  1. I read the overview of the creativity study and feel we really need to relax. Having now read many academic papers on creative thinking and innovation, I am deeply troubled by the assumptions I am asked to make when academics do ‘research’.
    “People dismiss creative ideas in favor of ideas that are purely practical — tried and true” — the first assumption you have to believe is that all people think alike. If you can accept that assumption, then you can accept this statement. I don’t.
    There is 40 years of research on cognitive diversity (the differences in thinking styles) that says that these differences are real and measurable. At a common sense level, we know that people do not think alike. This behaviour described in this quote most resembles the adaptive style of thinking (as defined by the Kirton adaption-innovation work). This may reflect about half of the population ...

    ... whose idea of ‘innovation’ may be described in terms of ideas that makes things ‘better’. The other half of the population would see something as ‘better’ as being little more than an improvement. The more innovative thinkers love different, unique and new.
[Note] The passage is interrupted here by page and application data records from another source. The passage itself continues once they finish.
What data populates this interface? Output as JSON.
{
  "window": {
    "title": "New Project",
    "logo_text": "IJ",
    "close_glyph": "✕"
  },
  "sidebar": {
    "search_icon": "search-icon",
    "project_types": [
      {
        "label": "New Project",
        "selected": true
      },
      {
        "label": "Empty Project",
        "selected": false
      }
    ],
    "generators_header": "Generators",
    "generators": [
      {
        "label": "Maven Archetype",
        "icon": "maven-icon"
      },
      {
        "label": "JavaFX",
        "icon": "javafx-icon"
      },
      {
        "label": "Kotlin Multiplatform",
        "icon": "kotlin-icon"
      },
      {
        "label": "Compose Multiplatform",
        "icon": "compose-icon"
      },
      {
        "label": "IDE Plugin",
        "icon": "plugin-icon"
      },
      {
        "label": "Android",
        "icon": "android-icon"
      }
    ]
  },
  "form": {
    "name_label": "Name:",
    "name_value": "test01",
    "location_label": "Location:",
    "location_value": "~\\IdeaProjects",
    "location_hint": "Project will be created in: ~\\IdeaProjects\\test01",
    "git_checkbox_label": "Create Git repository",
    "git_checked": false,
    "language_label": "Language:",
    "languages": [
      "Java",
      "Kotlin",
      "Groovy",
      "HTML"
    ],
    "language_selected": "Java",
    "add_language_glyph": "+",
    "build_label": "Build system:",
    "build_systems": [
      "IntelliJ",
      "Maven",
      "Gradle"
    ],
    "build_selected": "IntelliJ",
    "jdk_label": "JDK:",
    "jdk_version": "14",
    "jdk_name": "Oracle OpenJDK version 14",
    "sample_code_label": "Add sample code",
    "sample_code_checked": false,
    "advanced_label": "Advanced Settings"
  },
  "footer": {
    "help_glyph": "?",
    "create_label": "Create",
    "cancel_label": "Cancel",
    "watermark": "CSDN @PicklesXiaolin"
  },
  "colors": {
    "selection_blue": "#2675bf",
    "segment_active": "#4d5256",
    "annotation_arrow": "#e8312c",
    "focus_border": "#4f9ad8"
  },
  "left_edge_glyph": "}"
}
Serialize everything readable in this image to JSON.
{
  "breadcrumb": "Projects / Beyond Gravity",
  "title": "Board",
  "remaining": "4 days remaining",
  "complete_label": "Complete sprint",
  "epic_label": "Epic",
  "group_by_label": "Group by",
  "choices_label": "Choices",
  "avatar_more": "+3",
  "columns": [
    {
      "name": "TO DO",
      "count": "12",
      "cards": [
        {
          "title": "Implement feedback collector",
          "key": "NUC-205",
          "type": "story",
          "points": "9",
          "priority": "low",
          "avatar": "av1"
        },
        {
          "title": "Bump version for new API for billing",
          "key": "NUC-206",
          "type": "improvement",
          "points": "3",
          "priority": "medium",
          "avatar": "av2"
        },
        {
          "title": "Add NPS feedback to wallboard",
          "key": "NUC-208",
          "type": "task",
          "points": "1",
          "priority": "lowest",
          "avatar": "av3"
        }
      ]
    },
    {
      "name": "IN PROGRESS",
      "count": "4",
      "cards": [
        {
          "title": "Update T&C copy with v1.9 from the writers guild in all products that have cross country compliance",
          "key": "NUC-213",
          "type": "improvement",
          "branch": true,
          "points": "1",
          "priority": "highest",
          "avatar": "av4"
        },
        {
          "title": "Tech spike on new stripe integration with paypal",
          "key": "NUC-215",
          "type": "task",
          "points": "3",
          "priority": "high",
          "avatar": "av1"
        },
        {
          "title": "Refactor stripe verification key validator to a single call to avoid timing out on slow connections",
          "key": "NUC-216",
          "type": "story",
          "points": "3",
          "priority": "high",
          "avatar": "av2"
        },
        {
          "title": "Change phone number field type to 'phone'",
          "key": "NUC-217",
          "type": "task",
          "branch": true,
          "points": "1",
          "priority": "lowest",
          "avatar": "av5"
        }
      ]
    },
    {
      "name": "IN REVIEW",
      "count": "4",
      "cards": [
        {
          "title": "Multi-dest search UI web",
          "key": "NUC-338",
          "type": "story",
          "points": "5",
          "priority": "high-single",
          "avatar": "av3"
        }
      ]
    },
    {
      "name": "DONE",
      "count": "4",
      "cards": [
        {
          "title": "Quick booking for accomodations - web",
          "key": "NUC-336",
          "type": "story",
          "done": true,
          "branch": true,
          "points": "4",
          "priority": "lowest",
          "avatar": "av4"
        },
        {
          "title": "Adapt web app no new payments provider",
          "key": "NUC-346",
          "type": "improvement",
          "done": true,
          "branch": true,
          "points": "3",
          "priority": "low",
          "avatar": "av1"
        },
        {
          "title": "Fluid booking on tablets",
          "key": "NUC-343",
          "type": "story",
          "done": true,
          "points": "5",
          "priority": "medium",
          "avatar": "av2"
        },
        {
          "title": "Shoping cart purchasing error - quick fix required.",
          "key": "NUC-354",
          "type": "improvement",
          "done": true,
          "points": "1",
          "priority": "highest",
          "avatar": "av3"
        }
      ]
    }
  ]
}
    Saying all of this, we now should understand the experiment used to make these judgments.
    What do they believe is a creative idea?
    How did they set up the experiment?
    I have yet to read the full paper to understand these issues. However, based on my reading of many other papers, I am very skeptical about such results. A far more valuable research project would have been to assess people’s thinking style prior to the experiment to see which people dismiss the ‘creative idea’ and why.
    Did the adaptive thinkers dismiss the creative idea any more or less than the innovative thinkers? Perhaps the innovative thinkers dismissed the idea as they did not believe it was very creative.
    Have faith that good ideas will rise to the top. Some people will always respond positively to well conceived and developed ideas. Some will not.
    Ed Bernacki